Netflix’s ‘This Is a Robbery: The World’s Biggest Art Heist’ examines the confounding mystery of how two men posing as Boston police officers entered the city’s Isabella Stewart Gardner Museum on March 18, 1990, and, after 81 minutes, walked out with 13 works of art without anybody noticing. Yet, as highlighted in the documentary series, after suspicion first fell on museum security guard Richard “Rick” Abath, a few leads led to the theory of mob associates Bobby Donati and Bobby Guarente executing the heist. So, let’s look into Bobby Guarente in particular, shall we?
Who Was Bobby Guarente?
Robert “Bobby” Guarente was a Boston native and Marine veteran with associations in the mafia that went too deep just to be casual. He had an extensive criminal history, dating back to the late-1950s. However, Bobby truly became a wise guy in the mid-1960s, as that’s when he started to lead a robbery ring that, reportedly, successfully hit three dozen bank establishments or armored truck depots. Subsequently, upon his last release from prison in 2000, Bobby retired to a small town in central Maine, where he spent most of his downtime.

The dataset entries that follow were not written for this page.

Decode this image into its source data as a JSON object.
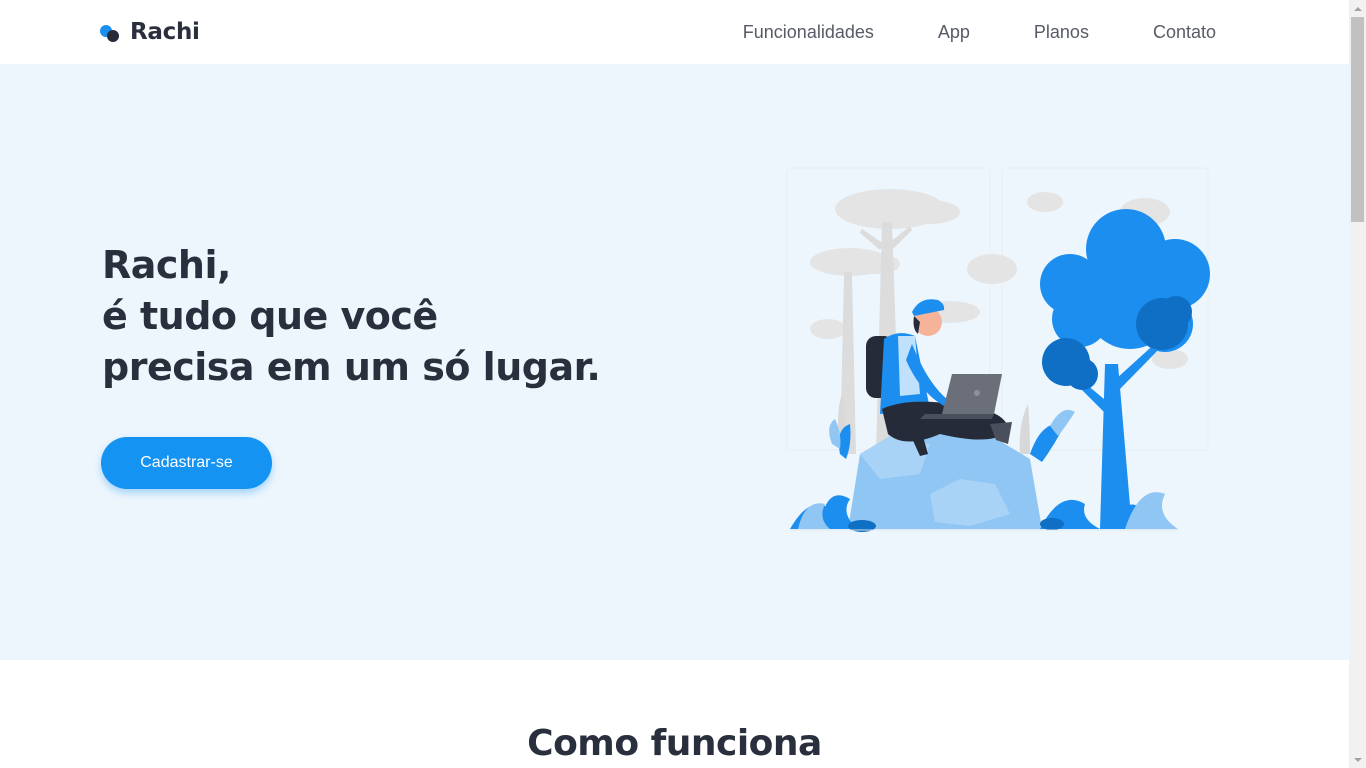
{
  "header": {
    "brand": "Rachi",
    "nav": [
      "Funcionalidades",
      "App",
      "Planos",
      "Contato"
    ]
  },
  "hero": {
    "title_lines": [
      "Rachi,",
      "é tudo que você",
      "precisa em um só lugar."
    ],
    "cta_label": "Cadastrar-se"
  },
  "section": {
    "title": "Como funciona"
  },
  "colors": {
    "accent": "#1593f3",
    "text_dark": "#2a2f3d",
    "hero_bg": "#eef6fd"
  },
  "icons": {
    "logo": "two-dots-logo-icon",
    "illustration": "person-with-laptop-in-nature-illustration"
  }
}
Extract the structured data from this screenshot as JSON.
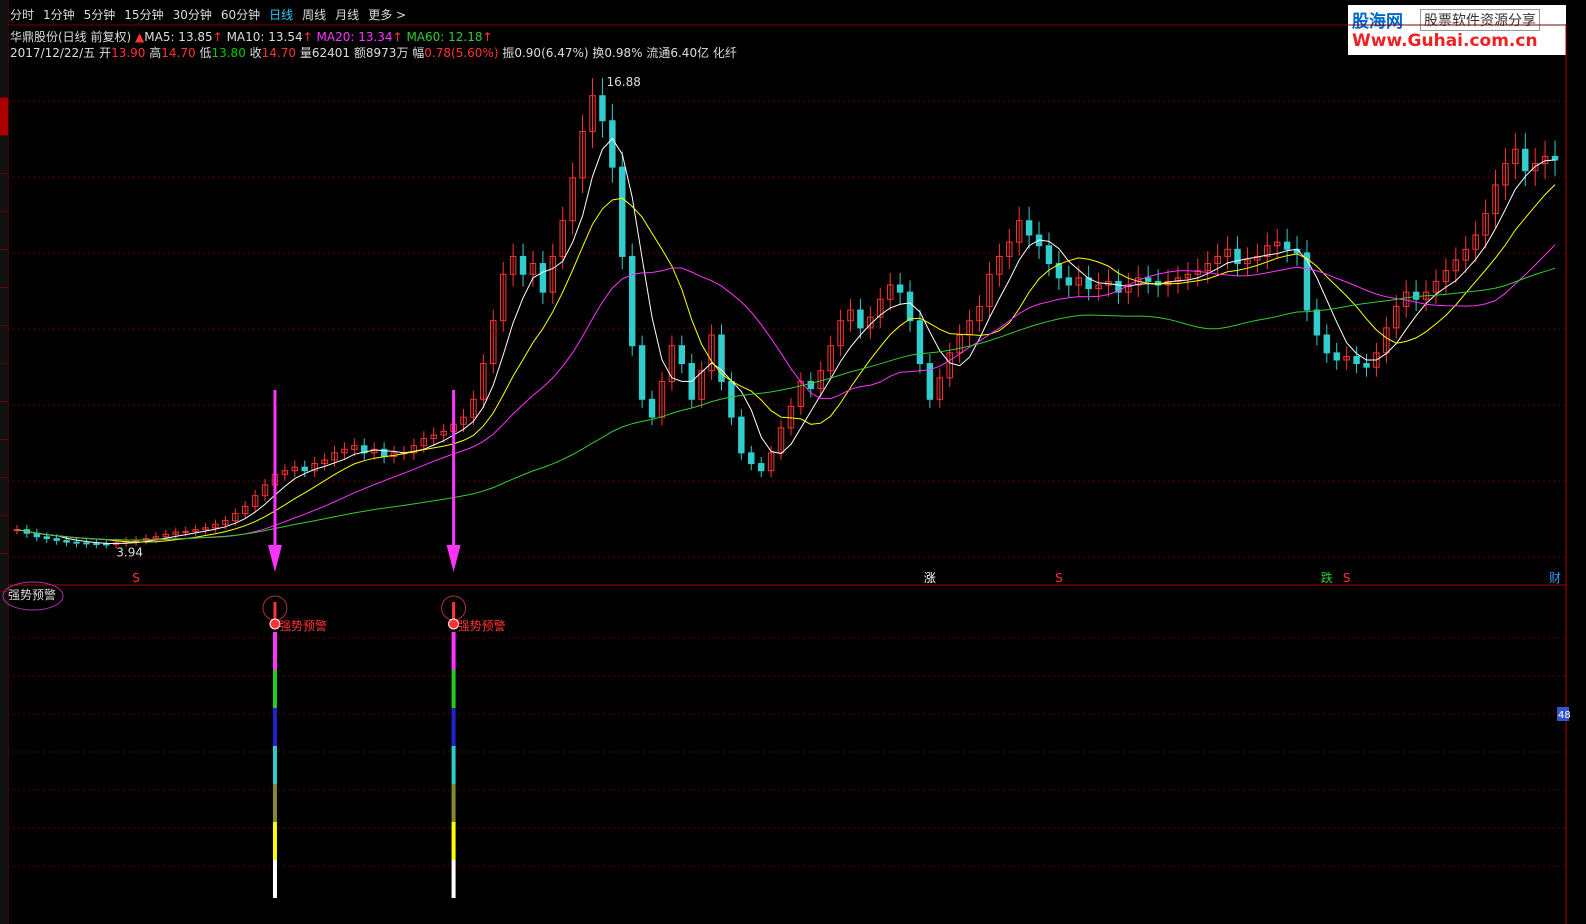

Throughout this period, Bobby hosted fishing trips and talked shop with his friends, whether it be Bobby Donati (one of his closest pals from the streets of New England), David Turner (whom he considered his own son), Carmello Merlino (a made man with an auto repair shop in Dorchester), or Robert “Bob” Gentile (a local criminal). According to a few reports, Bobby was Carmello Merlino’s right-hand man, who even walked Bobby’s wife, Elene, down the aisle on their wedding day. Moreover, when Bobby Donati went missing, the first person his son called was Bobby Guarente.
Bobby’s name has long been fused into the Gardner heist case because of his connections with the Rossetti Gang, the Philadelphia LCN family, and the theory that Carmello Merlino and/or Bobby Donati concocted the whole thing in the first place. Furthermore, it is said that Guarente even had at least two of the stolen paintings in his possession, which he turned over to Bob Gentile in Portland, Maine, in 2002, while their wives were enjoying a meal together. The latter was revealed to the FBI in 2010 by Bobby’s widow, Elene. However, Bob Gentile vehemently denied these claims.

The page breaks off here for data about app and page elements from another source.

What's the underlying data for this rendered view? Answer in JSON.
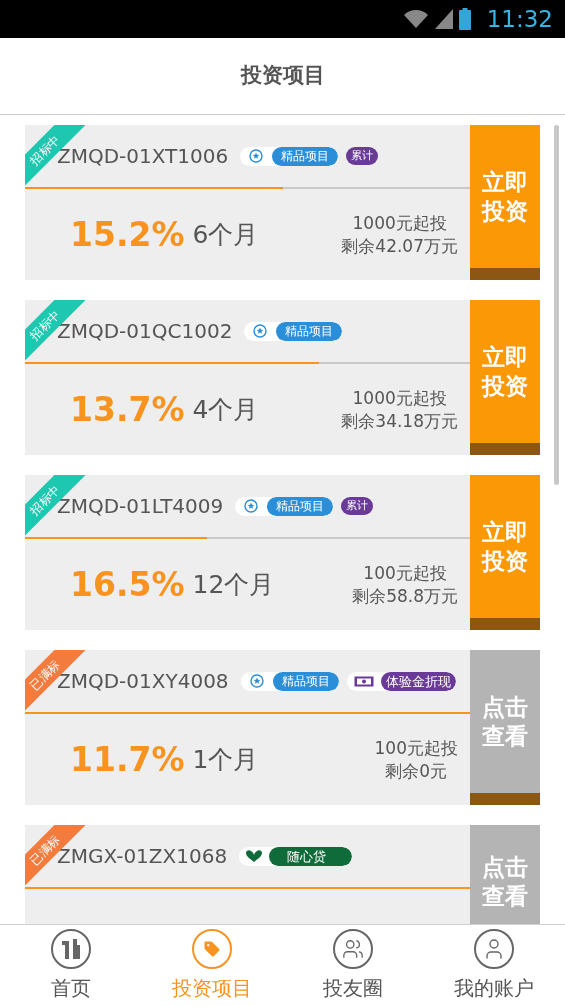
{
  "status_bar": {
    "time": "11:32"
  },
  "title": "投资项目",
  "projects": [
    {
      "status": {
        "label": "招标中",
        "color": "#1ec8b0"
      },
      "code": "ZMQD-01XT1006",
      "tags": [
        {
          "kind": "featured",
          "label": "精品项目"
        },
        {
          "kind": "cumulative",
          "label": "累计"
        }
      ],
      "level": 0.58,
      "rate": "15.2%",
      "period": "6个月",
      "min": "1000元起投",
      "remaining": "剩余42.07万元",
      "button": {
        "kind": "invest",
        "label": "立即投资"
      }
    },
    {
      "status": {
        "label": "招标中",
        "color": "#1ec8b0"
      },
      "code": "ZMQD-01QC1002",
      "tags": [
        {
          "kind": "featured",
          "label": "精品项目"
        }
      ],
      "level": 0.66,
      "rate": "13.7%",
      "period": "4个月",
      "min": "1000元起投",
      "remaining": "剩余34.18万元",
      "button": {
        "kind": "invest",
        "label": "立即投资"
      }
    },
    {
      "status": {
        "label": "招标中",
        "color": "#1ec8b0"
      },
      "code": "ZMQD-01LT4009",
      "tags": [
        {
          "kind": "featured",
          "label": "精品项目"
        },
        {
          "kind": "cumulative",
          "label": "累计"
        }
      ],
      "level": 0.41,
      "rate": "16.5%",
      "period": "12个月",
      "min": "100元起投",
      "remaining": "剩余58.8万元",
      "button": {
        "kind": "invest",
        "label": "立即投资"
      }
    },
    {
      "status": {
        "label": "已满标",
        "color": "#f47b3e"
      },
      "code": "ZMQD-01XY4008",
      "tags": [
        {
          "kind": "featured",
          "label": "精品项目"
        },
        {
          "kind": "cash",
          "label": "体验金折现"
        }
      ],
      "level": 1,
      "rate": "11.7%",
      "period": "1个月",
      "min": "100元起投",
      "remaining": "剩余0元",
      "button": {
        "kind": "view",
        "label": "点击查看"
      }
    },
    {
      "status": {
        "label": "已满标",
        "color": "#f47b3e"
      },
      "code": "ZMGX-01ZX1068",
      "tags": [
        {
          "kind": "flex",
          "label": "随心贷"
        }
      ],
      "level": 1,
      "button": {
        "kind": "view",
        "label": "点击查看"
      }
    }
  ],
  "nav": [
    {
      "label": "首页",
      "selected": false
    },
    {
      "label": "投资项目",
      "selected": true
    },
    {
      "label": "投友圈",
      "selected": false
    },
    {
      "label": "我的账户",
      "selected": false
    }
  ]
}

How Did Bobby Guarente Die?
Robert “Bobby” Guarente passed away in 2004 after losing his battle with cancer. We should mention, though, that in 2005, a year after Bobby’s death, his friend and his daughter approached the Gardner Museum twice with what they claimed to be remnants of the stolen artworks. But one of them later confessed that they were just chips of house paint and shreds of magazine covers, not parts of the timeless pieces.
Nevertheless, it seems like some of the missing museum art was with Bobby, which former mob leader, Robert “Bobby” Luisi, admitted to in a 2016 interview. “I was sitting in the living room with Bobby Guarente, and he says, “I know where the art is; it’s buried in a cellar in Florida,”” Bobby Luisi said. “He says, “do you have anybody that can fence it?” I said, “I don’t know where to get rid of the art. I’m not a fence.””
Bobby Luisi further revealed that he had told this to the FBI in 2012, but it was another dead end as Bobby had never given him the house’s exact location. With all this, we think it’s safe to assume that Bobby Guarente is still pivotal to the matter. And the FBI seems to feel the same way as they have since announced that they believe the thieves were gang members once based in New England.
Read More: Who Was Bobby Donati? Who Killed Him?